‘It was so dark all the time, they could not tell day from night,” continues the report. “The cell was dank, mouldy and smelled of blood. There were only dirty blankets filled with lice and lice eggs. The cell was also crawling with small insects which stung them, leaving painful, itchy lesions. The women clawed at their skin because of the itch.”
Without exception, the women are still haunted by the terror of their detention. They are withdrawn, fearful, and anxious, and their relationships with their families, children, and communities have suffered greatly.
But for the Syrian NGO, for victims to tell their stories is the only way to achieve justice, for the tens of thousands of Syrians that have been detained in these centres; for the thousands of women who are still believed to be held in detention; and for the children who are also being detained and exposed to the same horrors.
The LDHR is calling for the immediate end of the arbitrary arrest and detention of government opponents, and the torture, extreme cruelty, and inhumane treatment which is being inflicted upon prisoners.
Arbitrary arrest and detention in centres such as the women experienced are tools used by the Syrian government “as part of a systematic attack against the civilian population,” reported human rights watchdog Amnesty International.
Amnesty reported in February that as many as 13,000 people were executed at a single prison, notorious Saydnaya, near Damascus, between 2011 and 2015.
“The bodies of those who are killed at Saydnaya are taken away by the truckload and buried in mass graves. It is inconceivable that these large-scale and systematic practices have not been authorised at the highest levels of the Syrian government,” Amnesty said.
“The victims are overwhelmingly civilians who are thought to oppose the government,” Amnesty added. “Many other detainees at Saydnaya Military Prison have been killed after being repeatedly tortured and systematically deprived of food, water, medicine, and medical care.”
The victims — doctors, journalists, political dissidents, aid workers, and more — were all believed to oppose the government of President Bashar al-Assad in some way, even if that meant simply opposing the carnage.
President Assad and his government have rejected similar reports of torture and extrajudicial killings in the past, writing them off as propaganda, in a civil war that has claimed hundreds of thousands of lives.
While the women interviewed by the LDHR were among the survivors, the report’s conclusion about the long-lasting impact on their lives is chilling.
“All of the women have intrusive thoughts and flashbacks,” it reads. “For Amina, it is ‘the screams of men and the sounds of torture instruments’ that will not leave her. Nor the forced physical search and sexual violence upon arrival at the detention centre.”
It adds: “Black jackets trigger images of Ayda’s rape. The sound of water drops takes her straight back into solitary confinement. Janan says the voice and face of her interrogator, his torture tools and the cell walls follow her everywhere and chase her in her dreams.”

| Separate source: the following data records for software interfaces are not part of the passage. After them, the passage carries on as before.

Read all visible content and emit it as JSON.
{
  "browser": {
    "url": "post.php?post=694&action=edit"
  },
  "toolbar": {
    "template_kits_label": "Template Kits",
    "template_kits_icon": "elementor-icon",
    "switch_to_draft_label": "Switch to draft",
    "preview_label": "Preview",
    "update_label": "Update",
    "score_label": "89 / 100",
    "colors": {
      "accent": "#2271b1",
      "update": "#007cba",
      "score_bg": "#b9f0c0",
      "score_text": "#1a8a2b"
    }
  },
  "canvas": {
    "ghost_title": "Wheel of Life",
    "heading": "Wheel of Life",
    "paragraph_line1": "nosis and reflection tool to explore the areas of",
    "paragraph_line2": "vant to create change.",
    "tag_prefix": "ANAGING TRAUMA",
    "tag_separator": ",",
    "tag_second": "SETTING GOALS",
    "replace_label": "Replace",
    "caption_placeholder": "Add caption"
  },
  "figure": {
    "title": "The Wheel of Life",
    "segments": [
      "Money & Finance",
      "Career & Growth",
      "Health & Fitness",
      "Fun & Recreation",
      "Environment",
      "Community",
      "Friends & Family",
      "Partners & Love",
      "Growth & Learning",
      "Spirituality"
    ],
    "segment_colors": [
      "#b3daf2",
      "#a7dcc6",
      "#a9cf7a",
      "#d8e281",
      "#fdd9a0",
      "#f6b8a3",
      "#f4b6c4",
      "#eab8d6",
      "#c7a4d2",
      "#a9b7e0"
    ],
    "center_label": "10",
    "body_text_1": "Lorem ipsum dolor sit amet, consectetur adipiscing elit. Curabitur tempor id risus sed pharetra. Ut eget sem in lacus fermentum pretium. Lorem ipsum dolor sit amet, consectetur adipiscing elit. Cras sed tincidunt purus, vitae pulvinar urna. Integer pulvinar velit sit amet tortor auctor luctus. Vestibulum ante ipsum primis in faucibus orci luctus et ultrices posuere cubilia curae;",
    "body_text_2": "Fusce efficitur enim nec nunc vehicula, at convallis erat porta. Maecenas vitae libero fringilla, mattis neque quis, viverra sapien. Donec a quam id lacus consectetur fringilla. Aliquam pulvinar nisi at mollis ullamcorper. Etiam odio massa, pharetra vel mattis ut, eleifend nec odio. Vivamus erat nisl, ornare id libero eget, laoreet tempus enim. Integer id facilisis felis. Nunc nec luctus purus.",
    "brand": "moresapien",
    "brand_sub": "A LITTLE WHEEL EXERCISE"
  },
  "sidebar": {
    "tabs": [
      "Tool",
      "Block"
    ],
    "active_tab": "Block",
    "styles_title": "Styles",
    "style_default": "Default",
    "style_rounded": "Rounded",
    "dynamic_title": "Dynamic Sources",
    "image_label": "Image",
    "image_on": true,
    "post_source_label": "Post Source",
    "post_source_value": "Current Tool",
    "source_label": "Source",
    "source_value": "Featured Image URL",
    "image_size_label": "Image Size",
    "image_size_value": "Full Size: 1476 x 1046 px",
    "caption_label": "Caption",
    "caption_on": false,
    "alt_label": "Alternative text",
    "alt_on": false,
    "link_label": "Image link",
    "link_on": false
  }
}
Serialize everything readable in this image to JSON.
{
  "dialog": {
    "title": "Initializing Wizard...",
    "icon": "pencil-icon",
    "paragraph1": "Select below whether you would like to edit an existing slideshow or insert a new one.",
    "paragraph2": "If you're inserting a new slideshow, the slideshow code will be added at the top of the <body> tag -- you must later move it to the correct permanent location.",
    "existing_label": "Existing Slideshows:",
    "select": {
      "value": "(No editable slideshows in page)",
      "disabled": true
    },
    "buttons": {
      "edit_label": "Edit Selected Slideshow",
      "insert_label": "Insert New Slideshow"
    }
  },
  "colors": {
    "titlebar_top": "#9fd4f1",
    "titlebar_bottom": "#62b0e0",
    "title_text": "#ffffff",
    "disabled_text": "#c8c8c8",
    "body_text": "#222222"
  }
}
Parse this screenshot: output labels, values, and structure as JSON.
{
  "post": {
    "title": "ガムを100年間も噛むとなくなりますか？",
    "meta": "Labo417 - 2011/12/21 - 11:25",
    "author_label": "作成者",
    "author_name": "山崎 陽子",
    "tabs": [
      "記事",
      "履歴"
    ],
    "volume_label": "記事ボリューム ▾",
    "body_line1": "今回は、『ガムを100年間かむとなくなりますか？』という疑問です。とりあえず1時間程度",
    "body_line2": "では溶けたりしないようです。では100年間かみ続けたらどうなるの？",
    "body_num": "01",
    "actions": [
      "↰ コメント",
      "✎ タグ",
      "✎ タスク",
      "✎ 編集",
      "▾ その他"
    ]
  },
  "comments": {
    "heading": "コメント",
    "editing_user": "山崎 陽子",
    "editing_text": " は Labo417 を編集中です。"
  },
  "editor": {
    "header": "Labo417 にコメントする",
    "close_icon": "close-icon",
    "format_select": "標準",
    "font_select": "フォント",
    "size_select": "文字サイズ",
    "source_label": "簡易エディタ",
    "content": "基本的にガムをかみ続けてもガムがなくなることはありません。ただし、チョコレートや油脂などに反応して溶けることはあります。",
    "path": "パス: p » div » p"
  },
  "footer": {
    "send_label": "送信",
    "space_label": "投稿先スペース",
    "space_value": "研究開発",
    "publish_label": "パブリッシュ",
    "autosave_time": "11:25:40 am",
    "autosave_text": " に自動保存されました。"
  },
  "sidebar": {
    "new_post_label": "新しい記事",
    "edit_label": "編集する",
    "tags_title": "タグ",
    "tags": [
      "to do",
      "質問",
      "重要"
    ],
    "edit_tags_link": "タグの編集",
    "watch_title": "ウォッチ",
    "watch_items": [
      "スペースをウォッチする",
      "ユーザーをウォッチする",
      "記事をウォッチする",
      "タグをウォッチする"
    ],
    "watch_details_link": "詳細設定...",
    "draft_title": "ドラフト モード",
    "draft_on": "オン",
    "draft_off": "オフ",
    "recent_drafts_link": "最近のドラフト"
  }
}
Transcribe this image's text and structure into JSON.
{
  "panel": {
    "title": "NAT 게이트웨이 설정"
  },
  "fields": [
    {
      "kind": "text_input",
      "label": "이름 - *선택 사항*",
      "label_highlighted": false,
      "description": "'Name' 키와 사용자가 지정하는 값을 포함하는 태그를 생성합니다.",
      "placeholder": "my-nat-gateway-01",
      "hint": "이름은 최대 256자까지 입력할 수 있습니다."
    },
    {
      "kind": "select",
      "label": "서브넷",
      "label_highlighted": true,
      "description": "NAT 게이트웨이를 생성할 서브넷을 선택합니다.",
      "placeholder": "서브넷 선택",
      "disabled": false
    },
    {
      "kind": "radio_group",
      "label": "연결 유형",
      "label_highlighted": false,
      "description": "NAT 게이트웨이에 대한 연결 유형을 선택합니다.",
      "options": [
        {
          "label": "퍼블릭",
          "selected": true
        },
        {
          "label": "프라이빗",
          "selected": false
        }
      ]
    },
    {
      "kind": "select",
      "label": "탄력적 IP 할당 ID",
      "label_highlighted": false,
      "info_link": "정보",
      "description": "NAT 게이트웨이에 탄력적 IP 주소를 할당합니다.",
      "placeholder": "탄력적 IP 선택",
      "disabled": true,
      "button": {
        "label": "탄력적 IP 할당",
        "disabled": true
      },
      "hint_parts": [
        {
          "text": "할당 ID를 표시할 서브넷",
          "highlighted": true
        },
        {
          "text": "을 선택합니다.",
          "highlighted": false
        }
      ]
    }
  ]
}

That none of the women were held in the same place or at the same time, yet described consistently horrific conditions, cruelty, and inhumane treatment, shows just how widespread the issue is. It is estimated that some 65,000 prisoners have died in regime jails during the six-year conflict in Syria.
But LDHR hopes the women’s stories will inspire the international community to put pressure on the Syrian regime to allow inspectors into the country and its jails.
The NGO also aims to hold Syrian officials responsible for the mistreatment of prisoners, to draw attention to their cruelty so they can be punished at future war crimes trials.
Dr. Rami Khazi, a neurosurgeon and founding member of LDHR, helped compile the report.
“There were too many women to choose from, with horrible stories, when we set about compiling this report,” Khazi told the Independent.
“I have often felt powerless during the war. This is documenting our history, no matter how terrible it is, and probably the only way the Syrian people will ever have some justice."